DATA FOR THIS EXERCISE ▸
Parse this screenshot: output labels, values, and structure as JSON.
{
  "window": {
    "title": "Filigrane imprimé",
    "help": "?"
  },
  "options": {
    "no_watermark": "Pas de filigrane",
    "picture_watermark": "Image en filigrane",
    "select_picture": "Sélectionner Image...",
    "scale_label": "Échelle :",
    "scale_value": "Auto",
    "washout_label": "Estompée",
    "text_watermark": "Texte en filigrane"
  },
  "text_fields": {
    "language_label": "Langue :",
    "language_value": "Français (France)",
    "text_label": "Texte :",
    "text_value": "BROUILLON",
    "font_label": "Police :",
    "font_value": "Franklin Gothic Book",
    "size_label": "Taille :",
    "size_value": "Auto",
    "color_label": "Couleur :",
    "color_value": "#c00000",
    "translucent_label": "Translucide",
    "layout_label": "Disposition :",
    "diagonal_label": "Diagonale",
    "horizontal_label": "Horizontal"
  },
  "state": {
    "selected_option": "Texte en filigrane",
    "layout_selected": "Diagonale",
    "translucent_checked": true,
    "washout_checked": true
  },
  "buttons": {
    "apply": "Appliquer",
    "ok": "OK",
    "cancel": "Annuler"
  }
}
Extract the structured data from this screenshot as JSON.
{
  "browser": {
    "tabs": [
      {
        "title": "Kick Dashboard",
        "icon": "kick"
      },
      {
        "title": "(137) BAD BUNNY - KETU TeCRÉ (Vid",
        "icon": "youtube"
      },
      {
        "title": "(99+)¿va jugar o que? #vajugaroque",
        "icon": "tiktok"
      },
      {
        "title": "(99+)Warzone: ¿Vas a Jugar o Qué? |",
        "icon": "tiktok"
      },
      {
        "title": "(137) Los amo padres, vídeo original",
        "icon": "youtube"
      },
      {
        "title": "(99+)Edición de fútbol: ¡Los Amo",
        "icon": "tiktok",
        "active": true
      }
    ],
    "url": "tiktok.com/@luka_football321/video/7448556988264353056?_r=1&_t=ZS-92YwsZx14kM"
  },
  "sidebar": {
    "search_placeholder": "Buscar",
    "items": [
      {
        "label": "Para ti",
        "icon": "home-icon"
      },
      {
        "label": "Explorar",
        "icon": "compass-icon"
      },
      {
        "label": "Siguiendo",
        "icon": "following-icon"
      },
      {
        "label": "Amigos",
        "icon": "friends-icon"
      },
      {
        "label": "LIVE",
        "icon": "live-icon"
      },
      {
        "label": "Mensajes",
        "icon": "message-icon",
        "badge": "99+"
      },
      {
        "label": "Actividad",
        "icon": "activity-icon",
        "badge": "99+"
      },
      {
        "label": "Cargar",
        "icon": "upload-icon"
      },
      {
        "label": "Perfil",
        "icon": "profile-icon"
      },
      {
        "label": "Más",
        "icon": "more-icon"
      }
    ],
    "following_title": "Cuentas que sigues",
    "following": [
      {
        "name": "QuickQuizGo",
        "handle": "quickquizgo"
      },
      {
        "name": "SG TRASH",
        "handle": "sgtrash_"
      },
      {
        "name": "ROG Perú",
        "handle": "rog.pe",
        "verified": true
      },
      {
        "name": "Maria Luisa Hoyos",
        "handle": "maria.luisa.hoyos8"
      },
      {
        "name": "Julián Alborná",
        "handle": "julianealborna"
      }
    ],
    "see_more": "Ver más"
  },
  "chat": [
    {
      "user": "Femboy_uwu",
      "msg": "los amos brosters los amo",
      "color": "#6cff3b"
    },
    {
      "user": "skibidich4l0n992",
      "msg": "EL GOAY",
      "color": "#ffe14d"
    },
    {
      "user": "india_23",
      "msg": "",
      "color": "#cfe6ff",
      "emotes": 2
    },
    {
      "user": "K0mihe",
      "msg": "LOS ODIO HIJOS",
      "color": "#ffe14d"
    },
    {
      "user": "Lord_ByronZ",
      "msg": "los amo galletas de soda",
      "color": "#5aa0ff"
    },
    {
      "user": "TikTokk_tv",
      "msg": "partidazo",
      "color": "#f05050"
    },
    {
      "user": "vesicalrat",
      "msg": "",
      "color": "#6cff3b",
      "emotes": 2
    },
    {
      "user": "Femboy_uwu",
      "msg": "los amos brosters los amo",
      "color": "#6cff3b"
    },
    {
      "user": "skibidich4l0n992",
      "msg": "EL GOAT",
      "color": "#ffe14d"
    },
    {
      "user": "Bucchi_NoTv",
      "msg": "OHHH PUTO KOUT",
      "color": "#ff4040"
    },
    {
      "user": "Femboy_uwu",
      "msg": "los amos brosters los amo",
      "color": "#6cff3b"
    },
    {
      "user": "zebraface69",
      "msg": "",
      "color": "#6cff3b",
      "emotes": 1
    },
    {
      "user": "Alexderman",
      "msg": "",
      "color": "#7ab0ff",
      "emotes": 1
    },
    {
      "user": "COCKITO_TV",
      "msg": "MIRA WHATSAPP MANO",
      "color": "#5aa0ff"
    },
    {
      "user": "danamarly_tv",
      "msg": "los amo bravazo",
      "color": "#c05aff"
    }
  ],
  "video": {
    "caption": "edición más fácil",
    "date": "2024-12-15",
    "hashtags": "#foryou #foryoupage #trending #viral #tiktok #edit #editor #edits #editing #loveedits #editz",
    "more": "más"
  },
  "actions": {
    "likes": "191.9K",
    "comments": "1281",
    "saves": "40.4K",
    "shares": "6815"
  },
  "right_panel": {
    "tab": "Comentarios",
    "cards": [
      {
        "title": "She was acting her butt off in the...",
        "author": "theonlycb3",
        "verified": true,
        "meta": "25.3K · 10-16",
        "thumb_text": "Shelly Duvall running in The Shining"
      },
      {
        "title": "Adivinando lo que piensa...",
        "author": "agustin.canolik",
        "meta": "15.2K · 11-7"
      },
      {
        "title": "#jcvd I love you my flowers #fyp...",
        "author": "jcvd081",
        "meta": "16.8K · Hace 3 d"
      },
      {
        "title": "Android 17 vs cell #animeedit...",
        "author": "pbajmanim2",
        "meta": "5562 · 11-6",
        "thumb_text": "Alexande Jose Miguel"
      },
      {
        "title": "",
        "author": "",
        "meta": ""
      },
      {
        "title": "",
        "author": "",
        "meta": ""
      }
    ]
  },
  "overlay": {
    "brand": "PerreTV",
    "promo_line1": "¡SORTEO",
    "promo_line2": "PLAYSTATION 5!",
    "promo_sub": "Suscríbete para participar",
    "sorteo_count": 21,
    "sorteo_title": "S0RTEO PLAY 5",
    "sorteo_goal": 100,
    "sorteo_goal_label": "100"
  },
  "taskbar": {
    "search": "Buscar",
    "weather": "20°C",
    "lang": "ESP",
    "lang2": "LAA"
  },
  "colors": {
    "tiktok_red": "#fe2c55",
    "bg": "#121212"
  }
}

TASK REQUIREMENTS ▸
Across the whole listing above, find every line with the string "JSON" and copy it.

SOLVED PROBLEM ▸
Parse this screenshot: output labels, values, and structure as JSON.
Extract the structured data from this screenshot as JSON.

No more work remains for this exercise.